Start of DATA FOR REVIEW

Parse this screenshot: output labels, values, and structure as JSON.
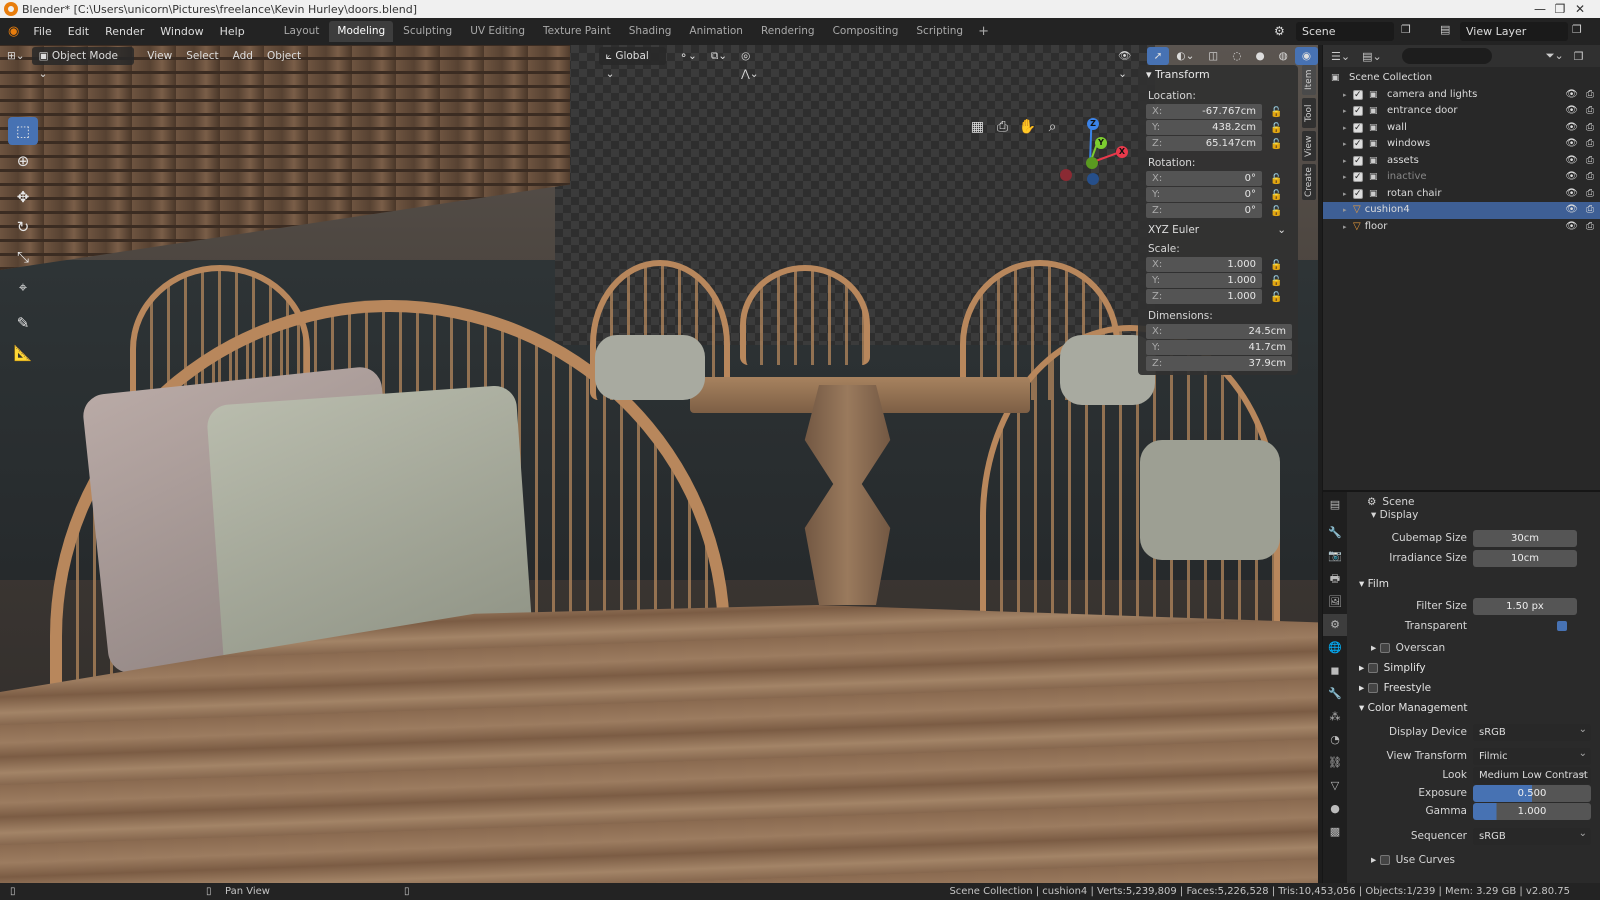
{
  "window": {
    "title": "Blender* [C:\\Users\\unicorn\\Pictures\\freelance\\Kevin Hurley\\doors.blend]",
    "controls": [
      "—",
      "❐",
      "✕"
    ]
  },
  "menu": [
    "File",
    "Edit",
    "Render",
    "Window",
    "Help"
  ],
  "workspaces": [
    {
      "label": "Layout",
      "active": false
    },
    {
      "label": "Modeling",
      "active": true
    },
    {
      "label": "Sculpting",
      "active": false
    },
    {
      "label": "UV Editing",
      "active": false
    },
    {
      "label": "Texture Paint",
      "active": false
    },
    {
      "label": "Shading",
      "active": false
    },
    {
      "label": "Animation",
      "active": false
    },
    {
      "label": "Rendering",
      "active": false
    },
    {
      "label": "Compositing",
      "active": false
    },
    {
      "label": "Scripting",
      "active": false
    }
  ],
  "scene_field": "Scene",
  "view_layer_field": "View Layer",
  "viewport_header": {
    "mode": "Object Mode",
    "menus": [
      "View",
      "Select",
      "Add",
      "Object"
    ],
    "orientation": "Global"
  },
  "gizmo": {
    "z": "Z",
    "y": "Y",
    "x": "X",
    "x_color": "#e8394b",
    "y_color": "#7ccd2f",
    "z_color": "#3b83e8"
  },
  "npanel": {
    "title": "Transform",
    "location_label": "Location:",
    "location": [
      {
        "axis": "X:",
        "value": "-67.767cm"
      },
      {
        "axis": "Y:",
        "value": "438.2cm"
      },
      {
        "axis": "Z:",
        "value": "65.147cm"
      }
    ],
    "rotation_label": "Rotation:",
    "rotation": [
      {
        "axis": "X:",
        "value": "0°"
      },
      {
        "axis": "Y:",
        "value": "0°"
      },
      {
        "axis": "Z:",
        "value": "0°"
      }
    ],
    "rotation_mode": "XYZ Euler",
    "scale_label": "Scale:",
    "scale": [
      {
        "axis": "X:",
        "value": "1.000"
      },
      {
        "axis": "Y:",
        "value": "1.000"
      },
      {
        "axis": "Z:",
        "value": "1.000"
      }
    ],
    "dimensions_label": "Dimensions:",
    "dimensions": [
      {
        "axis": "X:",
        "value": "24.5cm"
      },
      {
        "axis": "Y:",
        "value": "41.7cm"
      },
      {
        "axis": "Z:",
        "value": "37.9cm"
      }
    ],
    "tabs": [
      "Item",
      "Tool",
      "View",
      "Create"
    ]
  },
  "outliner": {
    "root": "Scene Collection",
    "items": [
      {
        "name": "camera and lights",
        "type": "collection",
        "selected": false,
        "dim": false
      },
      {
        "name": "entrance door",
        "type": "collection",
        "selected": false,
        "dim": false
      },
      {
        "name": "wall",
        "type": "collection",
        "selected": false,
        "dim": false
      },
      {
        "name": "windows",
        "type": "collection",
        "selected": false,
        "dim": false
      },
      {
        "name": "assets",
        "type": "collection",
        "selected": false,
        "dim": false
      },
      {
        "name": "inactive",
        "type": "collection",
        "selected": false,
        "dim": true
      },
      {
        "name": "rotan chair",
        "type": "collection",
        "selected": false,
        "dim": false
      },
      {
        "name": "cushion4",
        "type": "object",
        "selected": true,
        "dim": false
      },
      {
        "name": "floor",
        "type": "object",
        "selected": false,
        "dim": false
      }
    ]
  },
  "properties": {
    "context": "Scene",
    "display_header": "Display",
    "cubemap_label": "Cubemap Size",
    "cubemap_value": "30cm",
    "irradiance_label": "Irradiance Size",
    "irradiance_value": "10cm",
    "film_header": "Film",
    "filter_label": "Filter Size",
    "filter_value": "1.50 px",
    "transparent_label": "Transparent",
    "overscan_label": "Overscan",
    "simplify_label": "Simplify",
    "freestyle_label": "Freestyle",
    "color_mgmt_header": "Color Management",
    "display_device_label": "Display Device",
    "display_device_value": "sRGB",
    "view_transform_label": "View Transform",
    "view_transform_value": "Filmic",
    "look_label": "Look",
    "look_value": "Medium Low Contrast",
    "exposure_label": "Exposure",
    "exposure_value": "0.500",
    "exposure_fill": 0.5,
    "gamma_label": "Gamma",
    "gamma_value": "1.000",
    "gamma_fill": 0.2,
    "sequencer_label": "Sequencer",
    "sequencer_value": "sRGB",
    "use_curves_label": "Use Curves"
  },
  "status": {
    "pan_view": "Pan View",
    "stats": "Scene Collection | cushion4 | Verts:5,239,809 | Faces:5,226,528 | Tris:10,453,056 | Objects:1/239 | Mem: 3.29 GB | v2.80.75"
  }
}
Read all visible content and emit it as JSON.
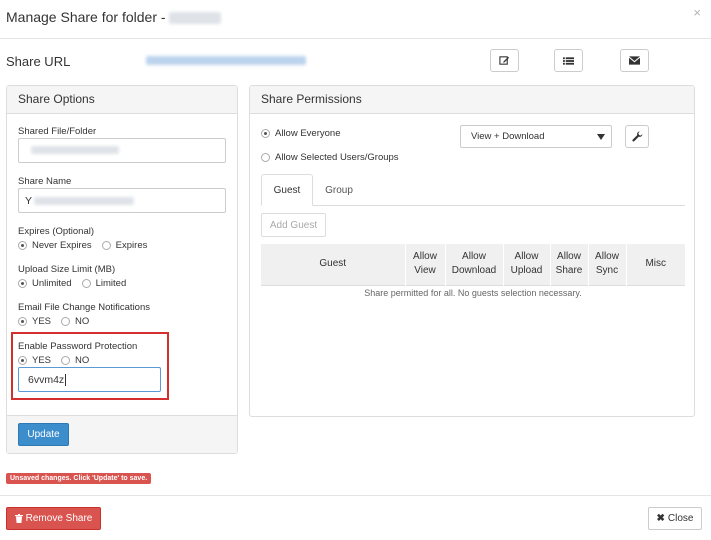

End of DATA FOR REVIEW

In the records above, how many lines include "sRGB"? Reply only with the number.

**WRITTEN RESPONSE:** 2